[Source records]
■ ■ ■ ■ ■ ■ ■
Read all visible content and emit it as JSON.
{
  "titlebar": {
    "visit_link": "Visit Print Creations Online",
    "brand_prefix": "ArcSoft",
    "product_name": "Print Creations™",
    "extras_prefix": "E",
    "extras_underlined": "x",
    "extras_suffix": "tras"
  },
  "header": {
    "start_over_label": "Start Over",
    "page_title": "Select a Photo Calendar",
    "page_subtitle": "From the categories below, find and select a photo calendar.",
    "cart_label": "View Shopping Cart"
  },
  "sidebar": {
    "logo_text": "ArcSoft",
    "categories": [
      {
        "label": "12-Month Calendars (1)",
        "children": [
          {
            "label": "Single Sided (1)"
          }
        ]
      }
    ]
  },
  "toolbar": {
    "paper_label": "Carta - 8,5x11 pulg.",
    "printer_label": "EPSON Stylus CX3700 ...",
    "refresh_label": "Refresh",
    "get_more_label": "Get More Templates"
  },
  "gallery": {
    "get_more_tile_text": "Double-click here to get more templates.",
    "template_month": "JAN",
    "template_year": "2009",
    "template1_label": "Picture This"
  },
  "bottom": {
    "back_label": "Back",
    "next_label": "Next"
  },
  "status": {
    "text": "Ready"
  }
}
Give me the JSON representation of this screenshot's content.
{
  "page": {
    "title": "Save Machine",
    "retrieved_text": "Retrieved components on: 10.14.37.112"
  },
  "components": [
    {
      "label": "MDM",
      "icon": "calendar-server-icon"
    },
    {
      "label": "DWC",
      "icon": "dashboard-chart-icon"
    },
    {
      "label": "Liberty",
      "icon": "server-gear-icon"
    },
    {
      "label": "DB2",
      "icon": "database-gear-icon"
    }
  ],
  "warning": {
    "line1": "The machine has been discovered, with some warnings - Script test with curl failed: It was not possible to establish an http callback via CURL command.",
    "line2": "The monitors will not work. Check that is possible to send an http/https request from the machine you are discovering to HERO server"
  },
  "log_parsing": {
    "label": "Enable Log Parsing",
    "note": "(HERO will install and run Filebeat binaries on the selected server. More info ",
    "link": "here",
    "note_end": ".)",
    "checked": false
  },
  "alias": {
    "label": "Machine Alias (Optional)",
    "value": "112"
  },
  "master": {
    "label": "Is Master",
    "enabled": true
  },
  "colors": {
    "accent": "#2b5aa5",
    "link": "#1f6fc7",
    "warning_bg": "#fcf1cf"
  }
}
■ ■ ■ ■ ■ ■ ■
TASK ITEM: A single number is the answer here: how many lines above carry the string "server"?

THE COMPLETED TASK: 4